(Source records)

»»

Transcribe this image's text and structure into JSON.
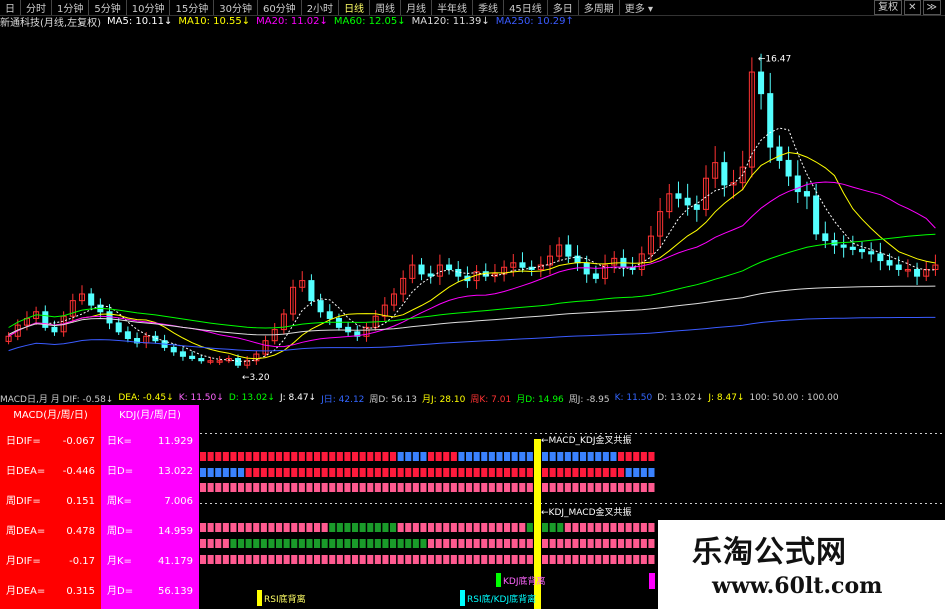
{
  "toolbar": {
    "items": [
      "日",
      "分时",
      "1分钟",
      "5分钟",
      "10分钟",
      "15分钟",
      "30分钟",
      "60分钟",
      "2小时",
      "日线",
      "周线",
      "月线",
      "半年线",
      "季线",
      "45日线",
      "多日",
      "多周期",
      "更多 ▾"
    ],
    "right": [
      "复权",
      "✕",
      "≫"
    ]
  },
  "ma_line": {
    "title": "新通科技(月线,左复权)",
    "items": [
      {
        "text": "MA5: 10.11↓",
        "color": "#ffffff"
      },
      {
        "text": "MA10: 10.55↓",
        "color": "#ffff00"
      },
      {
        "text": "MA20: 11.02↓",
        "color": "#ff00ff"
      },
      {
        "text": "MA60: 12.05↓",
        "color": "#00ff00"
      },
      {
        "text": "MA120: 11.39↓",
        "color": "#dddddd"
      },
      {
        "text": "MA250: 10.29↑",
        "color": "#3a5bff"
      }
    ]
  },
  "chart_annotations": {
    "high": "16.47",
    "low": "3.20"
  },
  "indicator_line": {
    "items": [
      {
        "text": "MACD日,月 月 DIF: -0.58↓",
        "color": "#cccccc"
      },
      {
        "text": "DEA: -0.45↓",
        "color": "#ffff00"
      },
      {
        "text": "K: 11.50↓",
        "color": "#ff66ff"
      },
      {
        "text": "D: 13.02↓",
        "color": "#00ff00"
      },
      {
        "text": "J: 8.47↓",
        "color": "#ffffff"
      },
      {
        "text": "J日: 42.12",
        "color": "#3366ff"
      },
      {
        "text": "周D: 56.13",
        "color": "#cccccc"
      },
      {
        "text": "月J: 28.10",
        "color": "#ffff00"
      },
      {
        "text": "周K: 7.01",
        "color": "#ff3333"
      },
      {
        "text": "月D: 14.96",
        "color": "#00ff00"
      },
      {
        "text": "周J: -8.95",
        "color": "#cccccc"
      },
      {
        "text": "K: 11.50",
        "color": "#3366ff"
      },
      {
        "text": "D: 13.02↓",
        "color": "#cccccc"
      },
      {
        "text": "J: 8.47↓",
        "color": "#ffff00"
      },
      {
        "text": "100: 50.00 : 100.00",
        "color": "#cccccc"
      }
    ]
  },
  "macd_panel": {
    "title": "MACD(月/周/日)",
    "rows": [
      {
        "label": "日DIF=",
        "value": "-0.067"
      },
      {
        "label": "日DEA=",
        "value": "-0.446"
      },
      {
        "label": "周DIF=",
        "value": "0.151"
      },
      {
        "label": "周DEA=",
        "value": "0.478"
      },
      {
        "label": "月DIF=",
        "value": "-0.17"
      },
      {
        "label": "月DEA=",
        "value": "0.315"
      }
    ]
  },
  "kdj_panel": {
    "title": "KDJ(月/周/日)",
    "rows": [
      {
        "label": "日K=",
        "value": "11.929"
      },
      {
        "label": "日D=",
        "value": "13.022"
      },
      {
        "label": "周K=",
        "value": "7.006"
      },
      {
        "label": "周D=",
        "value": "14.959"
      },
      {
        "label": "月K=",
        "value": "41.179"
      },
      {
        "label": "月D=",
        "value": "56.139"
      }
    ]
  },
  "signals": {
    "macd_kdj": "MACD_KDJ金叉共振",
    "kdj_macd": "KDJ_MACD金叉共振",
    "bottom_labels": [
      "RSI底背离",
      "KDJ底背离",
      "RSI底/KDJ底背离"
    ]
  },
  "watermark": {
    "line1": "乐淘公式网",
    "line2": "www.60lt.com"
  },
  "colors": {
    "up": "#ff3333",
    "down": "#54ffff",
    "macd_bg": "#ff0000",
    "kdj_bg": "#ff00ff",
    "strip_red": "#ff1a3c",
    "strip_blue": "#3a82ff",
    "strip_green": "#1a9b2a",
    "strip_pink": "#ff5a90"
  },
  "chart_data": {
    "type": "candlestick",
    "close_series": [
      4.6,
      5.1,
      5.4,
      5.7,
      5.0,
      4.8,
      5.5,
      6.2,
      6.5,
      6.0,
      5.7,
      5.2,
      4.8,
      4.5,
      4.3,
      4.6,
      4.4,
      4.1,
      3.9,
      3.7,
      3.6,
      3.5,
      3.5,
      3.5,
      3.6,
      3.3,
      3.5,
      3.8,
      4.4,
      4.9,
      5.6,
      6.8,
      7.1,
      6.2,
      5.7,
      5.4,
      5.0,
      4.8,
      4.6,
      5.0,
      5.5,
      6.0,
      6.5,
      7.2,
      7.8,
      7.4,
      7.3,
      7.8,
      7.6,
      7.3,
      7.1,
      7.5,
      7.3,
      7.4,
      7.7,
      7.9,
      7.7,
      7.6,
      7.8,
      8.2,
      8.7,
      8.2,
      7.9,
      7.4,
      7.2,
      7.8,
      8.1,
      7.7,
      7.6,
      8.3,
      9.1,
      10.2,
      11.0,
      10.8,
      10.5,
      10.3,
      11.7,
      12.4,
      11.4,
      11.5,
      12.2,
      16.47,
      15.5,
      13.1,
      12.5,
      11.8,
      11.1,
      10.9,
      9.2,
      8.9,
      8.7,
      8.6,
      8.5,
      8.4,
      8.3,
      8.0,
      7.8,
      7.6,
      7.6,
      7.3,
      7.6,
      7.8
    ]
  }
}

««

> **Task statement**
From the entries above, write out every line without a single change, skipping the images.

> **Response to the task**
Transcribe this image's text and structure into JSON.
{
  "toolbar": {
    "items": [
      "日",
      "分时",
      "1分钟",
      "5分钟",
      "10分钟",
      "15分钟",
      "30分钟",
      "60分钟",
      "2小时",
      "日线",
      "周线",
      "月线",
      "半年线",
      "季线",
      "45日线",
      "多日",
      "多周期",
      "更多 ▾"
    ],
    "right": [
      "复权",
      "✕",
      "≫"
    ]
  },
  "ma_line": {
    "title": "新通科技(月线,左复权)",
    "items": [
      {
        "text": "MA5: 10.11↓",
        "color": "#ffffff"
      },
      {
        "text": "MA10: 10.55↓",
        "color": "#ffff00"
      },
      {
        "text": "MA20: 11.02↓",
        "color": "#ff00ff"
      },
      {
        "text": "MA60: 12.05↓",
        "color": "#00ff00"
      },
      {
        "text": "MA120: 11.39↓",
        "color": "#dddddd"
      },
      {
        "text": "MA250: 10.29↑",
        "color": "#3a5bff"
      }
    ]
  },
  "chart_annotations": {
    "high": "16.47",
    "low": "3.20"
  },
  "indicator_line": {
    "items": [
      {
        "text": "MACD日,月 月 DIF: -0.58↓",
        "color": "#cccccc"
      },
      {
        "text": "DEA: -0.45↓",
        "color": "#ffff00"
      },
      {
        "text": "K: 11.50↓",
        "color": "#ff66ff"
      },
      {
        "text": "D: 13.02↓",
        "color": "#00ff00"
      },
      {
        "text": "J: 8.47↓",
        "color": "#ffffff"
      },
      {
        "text": "J日: 42.12",
        "color": "#3366ff"
      },
      {
        "text": "周D: 56.13",
        "color": "#cccccc"
      },
      {
        "text": "月J: 28.10",
        "color": "#ffff00"
      },
      {
        "text": "周K: 7.01",
        "color": "#ff3333"
      },
      {
        "text": "月D: 14.96",
        "color": "#00ff00"
      },
      {
        "text": "周J: -8.95",
        "color": "#cccccc"
      },
      {
        "text": "K: 11.50",
        "color": "#3366ff"
      },
      {
        "text": "D: 13.02↓",
        "color": "#cccccc"
      },
      {
        "text": "J: 8.47↓",
        "color": "#ffff00"
      },
      {
        "text": "100: 50.00 : 100.00",
        "color": "#cccccc"
      }
    ]
  },
  "macd_panel": {
    "title": "MACD(月/周/日)",
    "rows": [
      {
        "label": "日DIF=",
        "value": "-0.067"
      },
      {
        "label": "日DEA=",
        "value": "-0.446"
      },
      {
        "label": "周DIF=",
        "value": "0.151"
      },
      {
        "label": "周DEA=",
        "value": "0.478"
      },
      {
        "label": "月DIF=",
        "value": "-0.17"
      },
      {
        "label": "月DEA=",
        "value": "0.315"
      }
    ]
  },
  "kdj_panel": {
    "title": "KDJ(月/周/日)",
    "rows": [
      {
        "label": "日K=",
        "value": "11.929"
      },
      {
        "label": "日D=",
        "value": "13.022"
      },
      {
        "label": "周K=",
        "value": "7.006"
      },
      {
        "label": "周D=",
        "value": "14.959"
      },
      {
        "label": "月K=",
        "value": "41.179"
      },
      {
        "label": "月D=",
        "value": "56.139"
      }
    ]
  },
  "signals": {
    "macd_kdj": "MACD_KDJ金叉共振",
    "kdj_macd": "KDJ_MACD金叉共振",
    "bottom_labels": [
      "RSI底背离",
      "KDJ底背离",
      "RSI底/KDJ底背离"
    ]
  },
  "watermark": {
    "line1": "乐淘公式网",
    "line2": "www.60lt.com"
  },
  "colors": {
    "up": "#ff3333",
    "down": "#54ffff",
    "macd_bg": "#ff0000",
    "kdj_bg": "#ff00ff",
    "strip_red": "#ff1a3c",
    "strip_blue": "#3a82ff",
    "strip_green": "#1a9b2a",
    "strip_pink": "#ff5a90"
  },
  "chart_data": {
    "type": "candlestick",
    "close_series": [
      4.6,
      5.1,
      5.4,
      5.7,
      5.0,
      4.8,
      5.5,
      6.2,
      6.5,
      6.0,
      5.7,
      5.2,
      4.8,
      4.5,
      4.3,
      4.6,
      4.4,
      4.1,
      3.9,
      3.7,
      3.6,
      3.5,
      3.5,
      3.5,
      3.6,
      3.3,
      3.5,
      3.8,
      4.4,
      4.9,
      5.6,
      6.8,
      7.1,
      6.2,
      5.7,
      5.4,
      5.0,
      4.8,
      4.6,
      5.0,
      5.5,
      6.0,
      6.5,
      7.2,
      7.8,
      7.4,
      7.3,
      7.8,
      7.6,
      7.3,
      7.1,
      7.5,
      7.3,
      7.4,
      7.7,
      7.9,
      7.7,
      7.6,
      7.8,
      8.2,
      8.7,
      8.2,
      7.9,
      7.4,
      7.2,
      7.8,
      8.1,
      7.7,
      7.6,
      8.3,
      9.1,
      10.2,
      11.0,
      10.8,
      10.5,
      10.3,
      11.7,
      12.4,
      11.4,
      11.5,
      12.2,
      16.47,
      15.5,
      13.1,
      12.5,
      11.8,
      11.1,
      10.9,
      9.2,
      8.9,
      8.7,
      8.6,
      8.5,
      8.4,
      8.3,
      8.0,
      7.8,
      7.6,
      7.6,
      7.3,
      7.6,
      7.8
    ]
  }
}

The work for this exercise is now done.